[Entries from a dataset of interfaces]
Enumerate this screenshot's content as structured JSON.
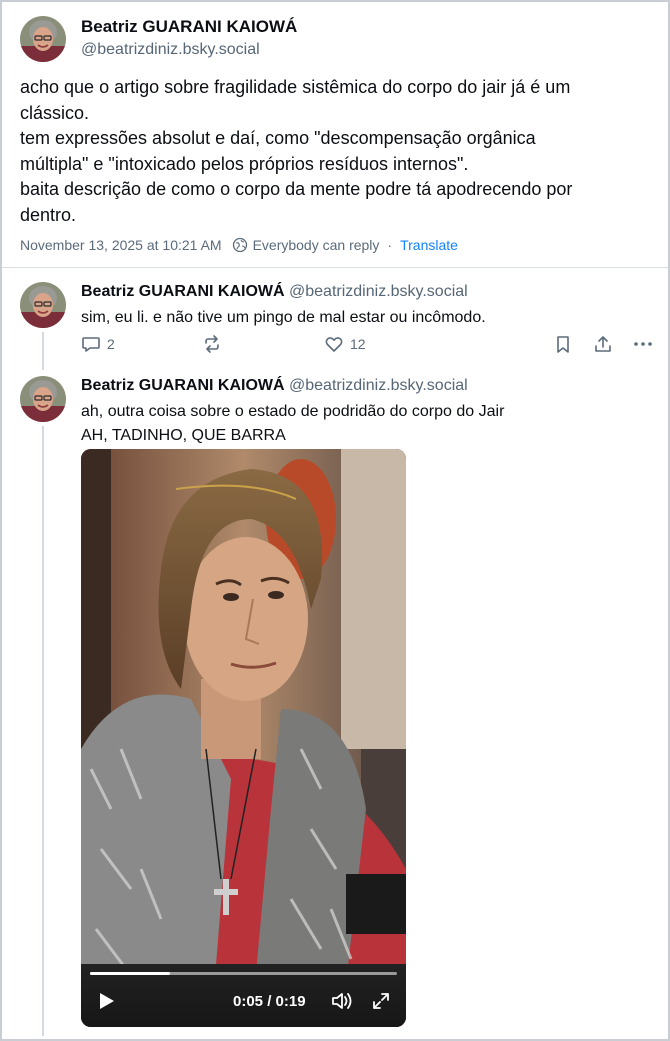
{
  "main_post": {
    "author_name": "Beatriz GUARANI KAIOWÁ",
    "author_handle": "@beatrizdiniz.bsky.social",
    "text_lines": [
      "acho que o artigo sobre fragilidade sistêmica do corpo do jair já é um",
      "clássico.",
      "tem expressões absolut e daí, como \"descompensação orgânica",
      "múltipla\" e \"intoxicado pelos próprios resíduos internos\".",
      "baita descrição de como o corpo da mente podre tá apodrecendo por",
      "dentro."
    ],
    "timestamp": "November 13, 2025 at 10:21 AM",
    "reply_setting": "Everybody can reply",
    "separator": "·",
    "translate_label": "Translate",
    "icons": {
      "avatar": "avatar",
      "globe": "globe-icon"
    }
  },
  "replies": [
    {
      "author_name": "Beatriz GUARANI KAIOWÁ",
      "author_handle": "@beatrizdiniz.bsky.social",
      "text_lines": [
        "sim, eu li. e não tive um pingo de mal estar ou incômodo."
      ],
      "reply_count": "2",
      "like_count": "12",
      "icons": [
        "reply-icon",
        "repost-icon",
        "like-icon",
        "bookmark-icon",
        "share-icon",
        "more-icon"
      ]
    },
    {
      "author_name": "Beatriz GUARANI KAIOWÁ",
      "author_handle": "@beatrizdiniz.bsky.social",
      "text_lines": [
        "ah, outra coisa sobre o estado de podridão do corpo do Jair",
        "AH, TADINHO, QUE BARRA"
      ],
      "video": {
        "time_display": "0:05 / 0:19",
        "progress_fraction": 0.26,
        "icons": [
          "play-icon",
          "volume-icon",
          "fullscreen-icon"
        ]
      }
    }
  ],
  "colors": {
    "text": "#0b0f14",
    "muted": "#566676",
    "link": "#1083fe",
    "border": "#d9dee4"
  }
}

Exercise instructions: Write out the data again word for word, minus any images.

Response to the exercise:
Enumerate this screenshot's content as structured JSON.
{
  "main_post": {
    "author_name": "Beatriz GUARANI KAIOWÁ",
    "author_handle": "@beatrizdiniz.bsky.social",
    "text_lines": [
      "acho que o artigo sobre fragilidade sistêmica do corpo do jair já é um",
      "clássico.",
      "tem expressões absolut e daí, como \"descompensação orgânica",
      "múltipla\" e \"intoxicado pelos próprios resíduos internos\".",
      "baita descrição de como o corpo da mente podre tá apodrecendo por",
      "dentro."
    ],
    "timestamp": "November 13, 2025 at 10:21 AM",
    "reply_setting": "Everybody can reply",
    "separator": "·",
    "translate_label": "Translate",
    "icons": {
      "avatar": "avatar",
      "globe": "globe-icon"
    }
  },
  "replies": [
    {
      "author_name": "Beatriz GUARANI KAIOWÁ",
      "author_handle": "@beatrizdiniz.bsky.social",
      "text_lines": [
        "sim, eu li. e não tive um pingo de mal estar ou incômodo."
      ],
      "reply_count": "2",
      "like_count": "12",
      "icons": [
        "reply-icon",
        "repost-icon",
        "like-icon",
        "bookmark-icon",
        "share-icon",
        "more-icon"
      ]
    },
    {
      "author_name": "Beatriz GUARANI KAIOWÁ",
      "author_handle": "@beatrizdiniz.bsky.social",
      "text_lines": [
        "ah, outra coisa sobre o estado de podridão do corpo do Jair",
        "AH, TADINHO, QUE BARRA"
      ],
      "video": {
        "time_display": "0:05 / 0:19",
        "progress_fraction": 0.26,
        "icons": [
          "play-icon",
          "volume-icon",
          "fullscreen-icon"
        ]
      }
    }
  ],
  "colors": {
    "text": "#0b0f14",
    "muted": "#566676",
    "link": "#1083fe",
    "border": "#d9dee4"
  }
}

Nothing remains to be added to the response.